Just when I thought that Dream Theater had ceased to become relevant for me as a true progressive metal fan, they unleash ‘A View From The Top Of The World’, the album that pulls them back from the brink, at least as far as I’m concerned. Not only does the record contain all of the technicality and instrumental dexterity that you want from this supremely talented band, but it has an energy and enthusiasm about it that has arguably been lacking in recent years. I know that every Dream Theater fan has their favourite album and I could never hope to please them all. But when I say that ‘A View From The Top Of The World’ puts forward a very cogent argument to become my new favourite, I honestly mean it. I will let the dust settle of course, and likely reassess at that point.
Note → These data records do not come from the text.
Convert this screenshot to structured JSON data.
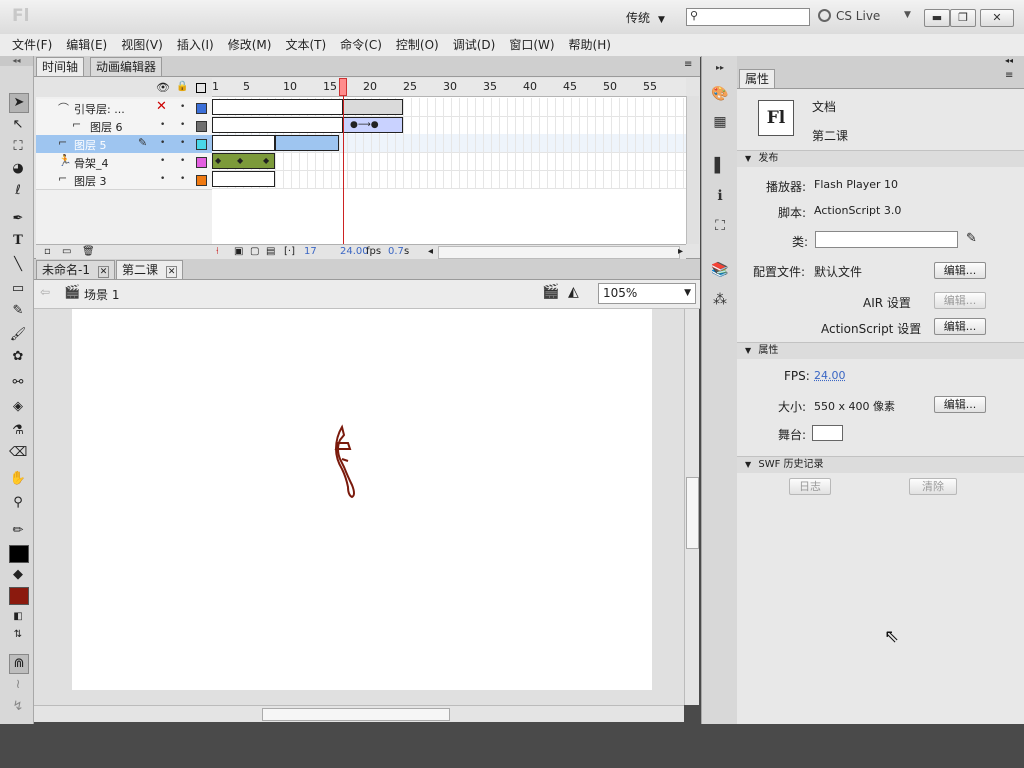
{
  "app": {
    "logo": "Fl",
    "workspace": "传统",
    "search_placeholder": "",
    "cs_live": "CS Live"
  },
  "menu": [
    "文件(F)",
    "编辑(E)",
    "视图(V)",
    "插入(I)",
    "修改(M)",
    "文本(T)",
    "命令(C)",
    "控制(O)",
    "调试(D)",
    "窗口(W)",
    "帮助(H)"
  ],
  "timeline": {
    "tabs": [
      "时间轴",
      "动画编辑器"
    ],
    "ruler": [
      "1",
      "5",
      "10",
      "15",
      "20",
      "25",
      "30",
      "35",
      "40",
      "45",
      "50",
      "55"
    ],
    "layers": [
      {
        "name": "引导层: ...",
        "color": "#3b6fd8"
      },
      {
        "name": "图层 6",
        "color": "#6e6e6e"
      },
      {
        "name": "图层 5",
        "color": "#49d7e8"
      },
      {
        "name": "骨架_4",
        "color": "#e35ee0"
      },
      {
        "name": "图层 3",
        "color": "#f07a12"
      }
    ],
    "current_frame": "17",
    "fps": "24.00",
    "fps_unit": "fps",
    "elapsed": "0.7",
    "elapsed_unit": "s"
  },
  "doc_tabs": [
    "未命名-1",
    "第二课"
  ],
  "editbar": {
    "scene": "场景 1",
    "zoom": "105%"
  },
  "properties": {
    "tab": "属性",
    "doc_icon": "Fl",
    "doc_type": "文档",
    "doc_name": "第二课",
    "publish_header": "发布",
    "player_label": "播放器:",
    "player_value": "Flash Player 10",
    "script_label": "脚本:",
    "script_value": "ActionScript 3.0",
    "class_label": "类:",
    "profile_label": "配置文件:",
    "profile_value": "默认文件",
    "edit": "编辑...",
    "air_label": "AIR 设置",
    "as_label": "ActionScript 设置",
    "props_header": "属性",
    "fps_label": "FPS:",
    "fps_value": "24.00",
    "size_label": "大小:",
    "size_value": "550 x 400 像素",
    "stage_label": "舞台:",
    "stage_color": "#ffffff",
    "history_header": "SWF 历史记录",
    "log_button": "日志",
    "clear_button": "清除"
  }
}
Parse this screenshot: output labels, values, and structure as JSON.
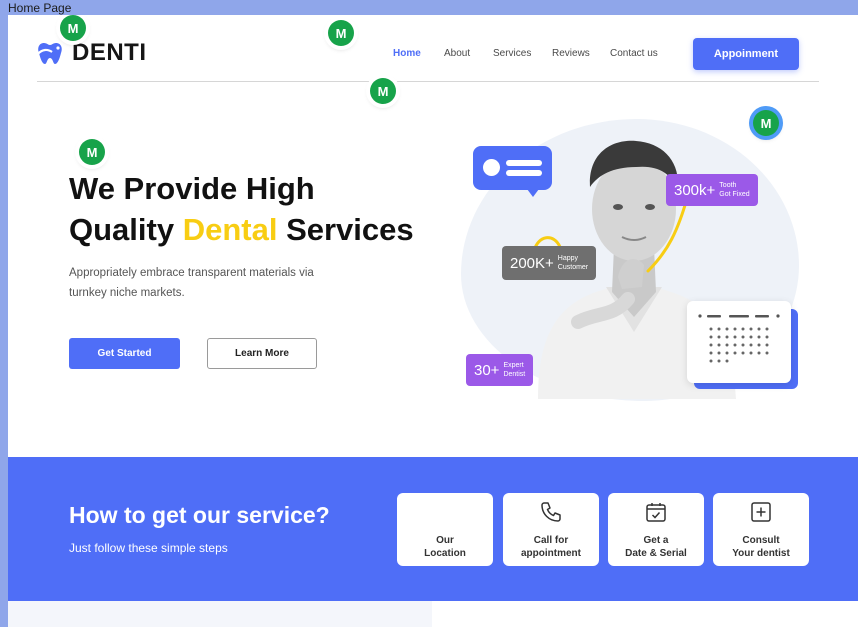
{
  "frame_label": "Home Page",
  "brand": {
    "name": "DENTI",
    "accent": "#4f6ef7",
    "highlight": "#f8cd13"
  },
  "nav": {
    "items": [
      {
        "label": "Home",
        "active": true
      },
      {
        "label": "About",
        "active": false
      },
      {
        "label": "Services",
        "active": false
      },
      {
        "label": "Reviews",
        "active": false
      },
      {
        "label": "Contact us",
        "active": false
      }
    ],
    "cta_label": "Appoinment"
  },
  "hero": {
    "title_line1": "We Provide High",
    "title_pre": "Quality ",
    "title_highlight": "Dental",
    "title_post": " Services",
    "description": "Appropriately embrace transparent materials via turnkey niche markets.",
    "primary_button": "Get Started",
    "secondary_button": "Learn More"
  },
  "stats": [
    {
      "value": "300k+",
      "label_line1": "Tooth",
      "label_line2": "Got Fixed"
    },
    {
      "value": "200K+",
      "label_line1": "Happy",
      "label_line2": "Customer"
    },
    {
      "value": "30+",
      "label_line1": "Expert",
      "label_line2": "Dentist"
    }
  ],
  "markers": [
    "M",
    "M",
    "M",
    "M",
    "M"
  ],
  "service": {
    "title": "How to get our service?",
    "subtitle": "Just follow these simple steps",
    "steps": [
      {
        "line1": "Our",
        "line2": "Location",
        "icon": "location-icon"
      },
      {
        "line1": "Call for",
        "line2": "appointment",
        "icon": "phone-icon"
      },
      {
        "line1": "Get a",
        "line2": "Date & Serial",
        "icon": "calendar-check-icon"
      },
      {
        "line1": "Consult",
        "line2": "Your dentist",
        "icon": "plus-square-icon"
      }
    ]
  }
}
But in the here and now, I am delighted to be able to genuinely and deservedly sing the praises of an album by one of the most important and influential bands that there has ever been within progressive music. ‘A View From The Top Of The World’ is as stunning musically as it is visually, thus creating the full package.
The Score of Much Metal: 92%
You can also check out my other reviews from previous years right here: